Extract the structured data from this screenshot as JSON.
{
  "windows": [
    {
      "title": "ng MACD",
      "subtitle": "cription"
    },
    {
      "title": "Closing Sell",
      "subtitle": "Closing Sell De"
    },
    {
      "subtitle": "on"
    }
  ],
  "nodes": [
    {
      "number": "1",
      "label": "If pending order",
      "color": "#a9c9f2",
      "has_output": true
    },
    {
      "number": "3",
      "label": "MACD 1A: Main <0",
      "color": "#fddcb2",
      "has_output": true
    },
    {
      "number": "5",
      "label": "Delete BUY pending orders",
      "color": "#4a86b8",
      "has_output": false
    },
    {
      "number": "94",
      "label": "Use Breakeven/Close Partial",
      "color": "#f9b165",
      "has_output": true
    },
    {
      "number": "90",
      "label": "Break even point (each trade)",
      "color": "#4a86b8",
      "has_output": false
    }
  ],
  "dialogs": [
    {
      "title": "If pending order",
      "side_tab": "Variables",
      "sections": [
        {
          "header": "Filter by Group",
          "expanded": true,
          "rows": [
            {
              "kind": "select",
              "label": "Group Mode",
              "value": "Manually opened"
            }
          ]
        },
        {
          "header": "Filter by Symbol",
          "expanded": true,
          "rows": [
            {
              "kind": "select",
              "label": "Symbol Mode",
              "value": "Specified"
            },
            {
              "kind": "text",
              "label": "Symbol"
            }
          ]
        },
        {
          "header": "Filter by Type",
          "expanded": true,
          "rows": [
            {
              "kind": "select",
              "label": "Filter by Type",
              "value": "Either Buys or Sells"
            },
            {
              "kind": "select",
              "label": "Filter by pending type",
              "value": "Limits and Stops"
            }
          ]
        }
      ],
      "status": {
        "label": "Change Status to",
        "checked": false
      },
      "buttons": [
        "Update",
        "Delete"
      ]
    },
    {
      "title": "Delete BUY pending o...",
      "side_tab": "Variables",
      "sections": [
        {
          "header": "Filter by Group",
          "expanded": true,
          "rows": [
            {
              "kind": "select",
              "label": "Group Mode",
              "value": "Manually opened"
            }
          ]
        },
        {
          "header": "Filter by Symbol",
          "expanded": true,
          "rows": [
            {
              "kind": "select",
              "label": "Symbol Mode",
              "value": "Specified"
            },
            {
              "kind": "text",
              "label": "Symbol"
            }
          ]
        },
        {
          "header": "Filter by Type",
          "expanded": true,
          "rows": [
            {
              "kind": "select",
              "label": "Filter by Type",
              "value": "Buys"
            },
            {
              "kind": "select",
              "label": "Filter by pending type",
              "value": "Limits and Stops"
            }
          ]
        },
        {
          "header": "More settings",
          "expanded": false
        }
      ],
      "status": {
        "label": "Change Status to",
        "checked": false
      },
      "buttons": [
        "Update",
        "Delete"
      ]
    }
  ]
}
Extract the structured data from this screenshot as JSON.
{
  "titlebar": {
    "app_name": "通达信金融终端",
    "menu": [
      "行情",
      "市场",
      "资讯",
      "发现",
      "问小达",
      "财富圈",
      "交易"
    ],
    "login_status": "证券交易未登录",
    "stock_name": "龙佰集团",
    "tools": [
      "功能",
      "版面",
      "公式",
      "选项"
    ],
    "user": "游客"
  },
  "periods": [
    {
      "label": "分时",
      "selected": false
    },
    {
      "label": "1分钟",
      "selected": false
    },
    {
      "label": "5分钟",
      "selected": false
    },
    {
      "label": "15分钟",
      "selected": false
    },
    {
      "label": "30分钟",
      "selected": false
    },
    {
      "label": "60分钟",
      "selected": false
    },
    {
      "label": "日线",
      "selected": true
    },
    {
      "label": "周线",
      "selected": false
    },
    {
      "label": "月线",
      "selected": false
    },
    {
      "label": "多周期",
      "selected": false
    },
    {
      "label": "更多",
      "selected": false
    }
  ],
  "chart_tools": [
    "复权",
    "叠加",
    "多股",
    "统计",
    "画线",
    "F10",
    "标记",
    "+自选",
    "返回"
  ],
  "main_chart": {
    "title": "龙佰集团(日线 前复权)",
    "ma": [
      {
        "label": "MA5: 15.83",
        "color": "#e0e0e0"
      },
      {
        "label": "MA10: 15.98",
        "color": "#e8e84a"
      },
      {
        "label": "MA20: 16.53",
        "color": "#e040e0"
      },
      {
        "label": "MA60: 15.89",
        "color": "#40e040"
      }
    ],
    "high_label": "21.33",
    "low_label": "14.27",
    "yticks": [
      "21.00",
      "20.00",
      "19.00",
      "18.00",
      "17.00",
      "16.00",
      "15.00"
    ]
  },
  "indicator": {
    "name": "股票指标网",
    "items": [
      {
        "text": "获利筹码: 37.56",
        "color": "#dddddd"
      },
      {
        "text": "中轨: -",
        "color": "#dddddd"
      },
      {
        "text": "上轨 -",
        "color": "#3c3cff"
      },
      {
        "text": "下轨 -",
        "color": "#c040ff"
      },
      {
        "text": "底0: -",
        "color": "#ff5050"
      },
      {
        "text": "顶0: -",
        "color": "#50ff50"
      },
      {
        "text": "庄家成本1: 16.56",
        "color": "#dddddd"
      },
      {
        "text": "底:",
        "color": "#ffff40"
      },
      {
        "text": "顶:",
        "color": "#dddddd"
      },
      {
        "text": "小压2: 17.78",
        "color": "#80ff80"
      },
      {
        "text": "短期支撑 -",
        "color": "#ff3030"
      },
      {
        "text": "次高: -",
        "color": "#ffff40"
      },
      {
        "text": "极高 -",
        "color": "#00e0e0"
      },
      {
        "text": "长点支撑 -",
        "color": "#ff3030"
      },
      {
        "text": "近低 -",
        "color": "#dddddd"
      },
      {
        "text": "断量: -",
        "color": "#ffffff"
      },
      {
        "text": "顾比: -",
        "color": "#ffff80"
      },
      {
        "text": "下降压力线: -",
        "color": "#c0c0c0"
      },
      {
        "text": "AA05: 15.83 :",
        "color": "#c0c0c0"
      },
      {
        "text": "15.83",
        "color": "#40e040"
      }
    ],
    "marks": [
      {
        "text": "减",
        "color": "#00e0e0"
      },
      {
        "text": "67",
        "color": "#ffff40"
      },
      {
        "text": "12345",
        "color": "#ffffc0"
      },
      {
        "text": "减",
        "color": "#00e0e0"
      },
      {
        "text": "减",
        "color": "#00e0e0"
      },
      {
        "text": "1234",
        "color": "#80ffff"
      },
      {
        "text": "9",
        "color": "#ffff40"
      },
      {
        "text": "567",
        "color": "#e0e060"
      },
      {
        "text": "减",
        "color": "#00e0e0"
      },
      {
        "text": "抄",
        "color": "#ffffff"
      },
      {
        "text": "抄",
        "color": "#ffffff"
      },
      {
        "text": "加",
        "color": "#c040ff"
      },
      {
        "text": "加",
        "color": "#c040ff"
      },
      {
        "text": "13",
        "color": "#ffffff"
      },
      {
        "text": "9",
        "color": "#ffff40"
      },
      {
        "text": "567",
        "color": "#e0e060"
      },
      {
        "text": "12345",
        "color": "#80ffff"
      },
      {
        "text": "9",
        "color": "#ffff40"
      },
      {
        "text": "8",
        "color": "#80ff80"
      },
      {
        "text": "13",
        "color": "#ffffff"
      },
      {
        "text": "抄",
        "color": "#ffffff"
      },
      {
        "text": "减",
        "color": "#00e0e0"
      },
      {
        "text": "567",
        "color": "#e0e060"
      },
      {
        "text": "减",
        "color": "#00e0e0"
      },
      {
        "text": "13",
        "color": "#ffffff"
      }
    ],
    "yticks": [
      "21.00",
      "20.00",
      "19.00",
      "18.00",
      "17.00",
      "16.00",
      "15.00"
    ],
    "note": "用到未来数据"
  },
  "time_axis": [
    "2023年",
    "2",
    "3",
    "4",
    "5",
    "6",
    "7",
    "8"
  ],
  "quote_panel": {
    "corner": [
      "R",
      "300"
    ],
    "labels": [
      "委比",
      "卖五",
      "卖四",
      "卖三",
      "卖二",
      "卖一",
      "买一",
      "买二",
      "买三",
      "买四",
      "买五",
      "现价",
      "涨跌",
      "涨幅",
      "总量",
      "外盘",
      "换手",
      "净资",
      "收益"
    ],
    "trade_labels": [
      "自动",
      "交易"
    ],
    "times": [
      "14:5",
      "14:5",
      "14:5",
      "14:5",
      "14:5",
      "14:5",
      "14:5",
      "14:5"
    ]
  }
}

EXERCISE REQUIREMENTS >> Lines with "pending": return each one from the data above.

OUTPUT BELOW >>
      "label": "If pending order",
      "label": "Delete BUY pending orders",
      "title": "If pending order",
              "label": "Filter by pending type",
      "title": "Delete BUY pending o...",
              "label": "Filter by pending type",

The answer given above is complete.